The four value chains I’ve identified really are four fundamental value chains which are part of most private sector businesses (public and voluntary organisations will have a slightly different business strategy map and therefore a different combination and / or sequence of value chains.)
This will be a surprising conclusion for many - Porter’s value chain is so well known there’s a tendency to think this is the only value chain around. Well it’s not. So I hope I’ve made a solid case for the existence of the customer, business excellence and organisation value chains. But if not, I don’t mind too much - which the exception of the organisation value chain, it won’t hinder your ability to engage with what’s coming.

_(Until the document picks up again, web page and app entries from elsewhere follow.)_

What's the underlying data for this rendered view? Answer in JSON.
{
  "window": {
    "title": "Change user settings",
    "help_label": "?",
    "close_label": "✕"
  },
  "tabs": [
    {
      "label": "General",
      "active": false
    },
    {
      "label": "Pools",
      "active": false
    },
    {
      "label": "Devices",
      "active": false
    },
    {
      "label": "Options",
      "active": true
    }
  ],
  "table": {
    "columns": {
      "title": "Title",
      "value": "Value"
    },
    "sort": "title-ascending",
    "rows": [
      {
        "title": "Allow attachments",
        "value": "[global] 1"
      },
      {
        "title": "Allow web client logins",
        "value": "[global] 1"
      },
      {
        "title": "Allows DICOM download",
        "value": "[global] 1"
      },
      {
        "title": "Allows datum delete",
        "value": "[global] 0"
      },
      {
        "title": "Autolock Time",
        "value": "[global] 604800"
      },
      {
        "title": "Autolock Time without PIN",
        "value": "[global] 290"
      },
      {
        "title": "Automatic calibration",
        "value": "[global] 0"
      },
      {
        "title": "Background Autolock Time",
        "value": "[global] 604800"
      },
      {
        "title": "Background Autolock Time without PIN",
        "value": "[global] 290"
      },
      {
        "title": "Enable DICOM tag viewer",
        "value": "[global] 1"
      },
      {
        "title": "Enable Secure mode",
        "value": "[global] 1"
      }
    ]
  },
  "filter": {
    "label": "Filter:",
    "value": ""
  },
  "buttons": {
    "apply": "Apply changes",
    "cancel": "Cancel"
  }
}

But I do want you to feel comfortable with the organisation value chain. Firstly, because it’s important, and secondly, because a lot of my later articles will build upon it.
So, if I haven’t convinced you so far, here’s another piece of support. On your way home, take a look at any book that’s been published by Kaplan and Norton on the business strategy map or balanced scorecard. Select any of the diagrams on either of these two tools and most likely you’ll see lots of arrows between objectives or measures in the operations, customer and financial perspectives of the strategy map or scorecard, but you won’t see any connections drawn between learning and growth and anything else.
Why is this? Despite what some of our critics may suggest it doesn’t mean that HR is disconnected from the business, it means it’s hyper connected to everything else.
Take a look at my post where I introduced the strategy map and you’ll see the same thing. The first objective at the bottom, enhance employ skills, isn’t show connected to anything above. Well duh!, it’s because better skills will enable every single objective above it.
The reason for this hyper connectivity is that we’ve just jumped across two value chains - the organisation value chain creating organisation capability and then the business value chain creating financial success. The outcomes from one informs all the activities in the next.